DESCRIPTION OF THE TASK: Please return the full listing word for word, leaving out any pictures.

--- THE INPUT Enclosed Below ---

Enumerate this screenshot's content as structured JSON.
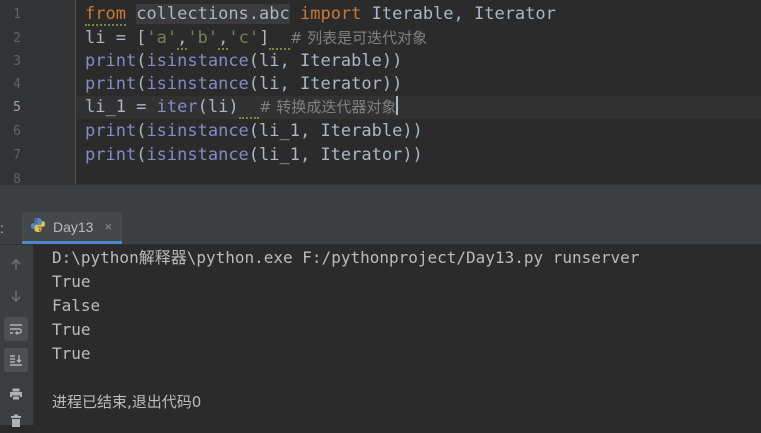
{
  "editor": {
    "line_numbers": [
      "1",
      "2",
      "3",
      "4",
      "5",
      "6",
      "7",
      "8"
    ],
    "active_line": 5,
    "tokens": {
      "l1_from": "from",
      "l1_module": "collections.abc",
      "l1_import": "import",
      "l1_rest": " Iterable, Iterator",
      "l2_a": "li = [",
      "l2_s1": "'a'",
      "l2_c1": ",",
      "l2_s2": "'b'",
      "l2_c2": ",",
      "l2_s3": "'c'",
      "l2_end": "]",
      "l2_comment": "# 列表是可迭代对象",
      "l3_print": "print",
      "l3_open": "(",
      "l3_isinstance": "isinstance",
      "l3_args": "(li, Iterable))",
      "l4_print": "print",
      "l4_open": "(",
      "l4_isinstance": "isinstance",
      "l4_args": "(li, Iterator))",
      "l5_a": "li_1 = ",
      "l5_iter": "iter",
      "l5_args": "(li)",
      "l5_comment": "# 转换成迭代器对象",
      "l6_print": "print",
      "l6_open": "(",
      "l6_isinstance": "isinstance",
      "l6_args": "(li_1, Iterable))",
      "l7_print": "print",
      "l7_open": "(",
      "l7_isinstance": "isinstance",
      "l7_args": "(li_1, Iterator))"
    }
  },
  "run_panel": {
    "colon": ":",
    "tab_label": "Day13",
    "close_glyph": "×",
    "output": [
      "D:\\python解释器\\python.exe F:/pythonproject/Day13.py runserver",
      "True",
      "False",
      "True",
      "True",
      "",
      "进程已结束,退出代码0"
    ]
  },
  "icons": {
    "tab_icon": "python-file-icon",
    "toolbar": [
      "up-arrow-icon",
      "down-arrow-icon",
      "soft-wrap-icon",
      "scroll-to-end-icon",
      "print-icon",
      "trash-icon"
    ]
  },
  "colors": {
    "editor_bg": "#2b2b2b",
    "keyword": "#cc7832",
    "string": "#6a8759",
    "builtin": "#8888c6",
    "comment": "#808080",
    "text": "#a9b7c6",
    "tab_underline": "#4a88c7"
  }
}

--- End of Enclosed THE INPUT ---

THE COMPLETED TASK:
Enumerate this screenshot's content as structured JSON.
{
  "editor": {
    "line_numbers": [
      "1",
      "2",
      "3",
      "4",
      "5",
      "6",
      "7",
      "8"
    ],
    "active_line": 5,
    "tokens": {
      "l1_from": "from",
      "l1_module": "collections.abc",
      "l1_import": "import",
      "l1_rest": " Iterable, Iterator",
      "l2_a": "li = [",
      "l2_s1": "'a'",
      "l2_c1": ",",
      "l2_s2": "'b'",
      "l2_c2": ",",
      "l2_s3": "'c'",
      "l2_end": "]",
      "l2_comment": "# 列表是可迭代对象",
      "l3_print": "print",
      "l3_open": "(",
      "l3_isinstance": "isinstance",
      "l3_args": "(li, Iterable))",
      "l4_print": "print",
      "l4_open": "(",
      "l4_isinstance": "isinstance",
      "l4_args": "(li, Iterator))",
      "l5_a": "li_1 = ",
      "l5_iter": "iter",
      "l5_args": "(li)",
      "l5_comment": "# 转换成迭代器对象",
      "l6_print": "print",
      "l6_open": "(",
      "l6_isinstance": "isinstance",
      "l6_args": "(li_1, Iterable))",
      "l7_print": "print",
      "l7_open": "(",
      "l7_isinstance": "isinstance",
      "l7_args": "(li_1, Iterator))"
    }
  },
  "run_panel": {
    "colon": ":",
    "tab_label": "Day13",
    "close_glyph": "×",
    "output": [
      "D:\\python解释器\\python.exe F:/pythonproject/Day13.py runserver",
      "True",
      "False",
      "True",
      "True",
      "",
      "进程已结束,退出代码0"
    ]
  },
  "icons": {
    "tab_icon": "python-file-icon",
    "toolbar": [
      "up-arrow-icon",
      "down-arrow-icon",
      "soft-wrap-icon",
      "scroll-to-end-icon",
      "print-icon",
      "trash-icon"
    ]
  },
  "colors": {
    "editor_bg": "#2b2b2b",
    "keyword": "#cc7832",
    "string": "#6a8759",
    "builtin": "#8888c6",
    "comment": "#808080",
    "text": "#a9b7c6",
    "tab_underline": "#4a88c7"
  }
}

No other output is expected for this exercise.